Physical property
Mechanical property
Chemical property

Property of
material

Electrical property
Magnetic property
Optical property
Thermal property

Physical properties result


from the response of
material to some
environmental variable
such as a mechanical
force, temperature field, or
an electromagnetic field.

A measure of a materials ability to carry or resits mechanical forces or stresses.


Stress results from such as forces as tension, compression, or shear, which pull,
push, twist, cut, or in some way deform or change the shape of a piece of material.
Stress
Strain
Stress-strain diagram
Ultimate strength (tensile strength)
Resilience

Mechanical
properties

Shear stress
Toughness
Ductility
Malleability
Fatigue strength
Torsional strength
Hardness

Stress
is the resistance offered by a material to external forces or loads
is measured in terms of the force exerted per unit area
Is the amount of force (F) divided by the area (A) over which it acts.

A
Units: ponds per square inch; N/m2; Pa
When a load or force is applied to an object, we are unable to measure the stress
produced by this force in material, instead of ... Identify and measure the area over
which the force acts.

Strain (unit deformation)


- Deformation is the change in physical dimension due to loading with the froce (cf.
Figure)
- The change in the length is called a total axial or longitudional deformation (long)
and the change in lateral dimension is known as total lateral deformation (lat)

long

Lo
Lo

Longitudional unit deformation

lat

do
do

Lateral unit deformation

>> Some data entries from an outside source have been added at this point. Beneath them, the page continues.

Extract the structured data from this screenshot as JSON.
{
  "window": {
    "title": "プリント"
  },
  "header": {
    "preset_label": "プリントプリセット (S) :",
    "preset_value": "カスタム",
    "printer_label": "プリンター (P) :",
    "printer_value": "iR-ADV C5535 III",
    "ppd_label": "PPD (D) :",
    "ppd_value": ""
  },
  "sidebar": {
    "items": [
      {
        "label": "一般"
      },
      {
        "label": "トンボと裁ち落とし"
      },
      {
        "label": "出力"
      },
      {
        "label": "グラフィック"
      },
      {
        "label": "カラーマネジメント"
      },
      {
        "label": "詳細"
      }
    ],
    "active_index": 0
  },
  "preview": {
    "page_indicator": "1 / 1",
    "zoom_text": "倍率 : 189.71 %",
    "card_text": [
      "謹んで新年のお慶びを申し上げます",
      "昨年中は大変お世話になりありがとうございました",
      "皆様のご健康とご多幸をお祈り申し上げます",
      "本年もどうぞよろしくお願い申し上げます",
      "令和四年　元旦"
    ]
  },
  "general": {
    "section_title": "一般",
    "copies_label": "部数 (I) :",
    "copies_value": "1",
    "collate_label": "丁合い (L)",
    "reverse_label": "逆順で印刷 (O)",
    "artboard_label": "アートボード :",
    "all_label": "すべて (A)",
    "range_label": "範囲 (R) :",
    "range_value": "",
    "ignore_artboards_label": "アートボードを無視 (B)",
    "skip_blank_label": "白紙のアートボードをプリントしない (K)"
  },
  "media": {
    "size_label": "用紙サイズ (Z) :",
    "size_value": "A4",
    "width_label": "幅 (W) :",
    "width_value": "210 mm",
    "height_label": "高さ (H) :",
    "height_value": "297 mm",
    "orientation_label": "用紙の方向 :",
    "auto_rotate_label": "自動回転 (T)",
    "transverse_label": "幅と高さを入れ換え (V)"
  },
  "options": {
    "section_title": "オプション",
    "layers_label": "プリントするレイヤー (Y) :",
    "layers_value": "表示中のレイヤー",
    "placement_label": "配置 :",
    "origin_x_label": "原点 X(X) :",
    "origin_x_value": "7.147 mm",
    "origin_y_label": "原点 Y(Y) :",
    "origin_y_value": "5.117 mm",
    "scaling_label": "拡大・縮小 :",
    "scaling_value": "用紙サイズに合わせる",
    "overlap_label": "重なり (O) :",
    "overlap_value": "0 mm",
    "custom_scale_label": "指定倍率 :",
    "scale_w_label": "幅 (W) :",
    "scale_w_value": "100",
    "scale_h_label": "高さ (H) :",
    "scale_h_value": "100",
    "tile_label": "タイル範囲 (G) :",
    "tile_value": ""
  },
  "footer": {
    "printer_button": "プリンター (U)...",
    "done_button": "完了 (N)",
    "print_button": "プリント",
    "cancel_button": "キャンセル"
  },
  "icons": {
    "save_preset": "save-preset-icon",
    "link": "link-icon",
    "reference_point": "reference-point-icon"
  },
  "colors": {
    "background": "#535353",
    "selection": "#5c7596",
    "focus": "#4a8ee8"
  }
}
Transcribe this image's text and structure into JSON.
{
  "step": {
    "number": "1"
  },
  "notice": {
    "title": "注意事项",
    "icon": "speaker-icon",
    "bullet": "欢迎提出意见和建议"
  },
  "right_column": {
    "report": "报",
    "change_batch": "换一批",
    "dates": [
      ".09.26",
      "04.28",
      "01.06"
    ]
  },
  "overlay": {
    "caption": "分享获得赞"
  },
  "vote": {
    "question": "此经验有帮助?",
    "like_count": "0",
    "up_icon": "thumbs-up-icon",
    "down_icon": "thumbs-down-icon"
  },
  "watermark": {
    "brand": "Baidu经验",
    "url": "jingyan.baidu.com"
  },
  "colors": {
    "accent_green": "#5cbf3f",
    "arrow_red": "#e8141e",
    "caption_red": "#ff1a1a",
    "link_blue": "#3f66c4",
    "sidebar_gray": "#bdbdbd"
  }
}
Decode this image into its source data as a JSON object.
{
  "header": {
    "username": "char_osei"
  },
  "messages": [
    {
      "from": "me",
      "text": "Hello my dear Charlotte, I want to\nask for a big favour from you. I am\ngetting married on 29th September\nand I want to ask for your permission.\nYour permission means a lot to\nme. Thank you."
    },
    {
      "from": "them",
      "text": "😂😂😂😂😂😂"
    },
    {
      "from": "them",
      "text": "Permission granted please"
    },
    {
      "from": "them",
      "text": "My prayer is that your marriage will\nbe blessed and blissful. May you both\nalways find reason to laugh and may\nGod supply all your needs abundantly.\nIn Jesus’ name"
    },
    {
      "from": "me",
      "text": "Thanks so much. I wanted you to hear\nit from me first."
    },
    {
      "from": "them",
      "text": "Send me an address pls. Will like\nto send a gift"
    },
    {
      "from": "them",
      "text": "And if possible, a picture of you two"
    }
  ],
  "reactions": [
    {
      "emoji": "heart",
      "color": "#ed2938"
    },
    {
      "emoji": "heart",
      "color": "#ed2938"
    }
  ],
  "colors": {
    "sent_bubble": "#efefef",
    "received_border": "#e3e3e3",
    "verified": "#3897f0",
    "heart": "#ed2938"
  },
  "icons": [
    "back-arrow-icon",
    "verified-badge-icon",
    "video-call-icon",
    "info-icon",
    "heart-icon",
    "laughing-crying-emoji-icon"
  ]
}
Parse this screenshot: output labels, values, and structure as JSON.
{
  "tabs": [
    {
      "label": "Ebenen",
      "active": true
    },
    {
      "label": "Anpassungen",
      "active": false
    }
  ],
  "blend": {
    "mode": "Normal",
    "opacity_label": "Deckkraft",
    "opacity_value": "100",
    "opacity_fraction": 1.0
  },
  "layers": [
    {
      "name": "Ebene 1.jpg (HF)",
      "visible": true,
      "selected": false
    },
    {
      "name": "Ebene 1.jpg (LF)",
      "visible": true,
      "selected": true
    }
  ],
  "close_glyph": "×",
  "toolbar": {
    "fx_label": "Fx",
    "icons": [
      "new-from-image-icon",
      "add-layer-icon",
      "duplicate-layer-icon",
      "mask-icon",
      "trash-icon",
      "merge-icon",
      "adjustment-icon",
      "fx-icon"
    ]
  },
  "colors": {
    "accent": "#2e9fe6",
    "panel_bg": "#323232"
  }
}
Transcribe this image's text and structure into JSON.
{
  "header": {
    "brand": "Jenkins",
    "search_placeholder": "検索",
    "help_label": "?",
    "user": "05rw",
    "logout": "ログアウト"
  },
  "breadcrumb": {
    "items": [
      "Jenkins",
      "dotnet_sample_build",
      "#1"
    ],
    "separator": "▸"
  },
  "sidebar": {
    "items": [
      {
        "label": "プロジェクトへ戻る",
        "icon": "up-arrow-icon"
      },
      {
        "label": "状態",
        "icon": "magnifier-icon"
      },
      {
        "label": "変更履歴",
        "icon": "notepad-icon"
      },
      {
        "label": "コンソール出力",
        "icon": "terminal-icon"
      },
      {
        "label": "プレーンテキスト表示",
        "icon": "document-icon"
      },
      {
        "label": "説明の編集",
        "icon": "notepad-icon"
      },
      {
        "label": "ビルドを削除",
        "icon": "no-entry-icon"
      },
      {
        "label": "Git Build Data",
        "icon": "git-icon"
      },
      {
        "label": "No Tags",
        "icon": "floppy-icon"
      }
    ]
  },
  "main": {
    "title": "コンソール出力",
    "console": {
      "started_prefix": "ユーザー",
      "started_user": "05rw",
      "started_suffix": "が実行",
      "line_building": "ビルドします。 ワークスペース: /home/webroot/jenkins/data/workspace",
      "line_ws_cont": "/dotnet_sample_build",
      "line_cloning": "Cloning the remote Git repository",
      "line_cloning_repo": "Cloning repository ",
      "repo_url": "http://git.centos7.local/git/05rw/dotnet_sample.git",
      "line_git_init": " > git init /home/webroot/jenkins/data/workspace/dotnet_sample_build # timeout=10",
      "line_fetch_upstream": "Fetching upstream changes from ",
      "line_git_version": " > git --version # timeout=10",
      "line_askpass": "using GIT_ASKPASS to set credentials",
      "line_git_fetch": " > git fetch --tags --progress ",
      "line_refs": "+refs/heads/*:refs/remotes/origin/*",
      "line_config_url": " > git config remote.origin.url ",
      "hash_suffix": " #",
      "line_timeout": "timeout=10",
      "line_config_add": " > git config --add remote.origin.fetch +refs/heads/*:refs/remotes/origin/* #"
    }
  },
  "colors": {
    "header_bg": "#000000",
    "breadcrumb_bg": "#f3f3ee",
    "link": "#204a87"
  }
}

- The ratio of the lateral unit deformation to the longitudional unit deformation is
known as Poissons ratio,

lat

long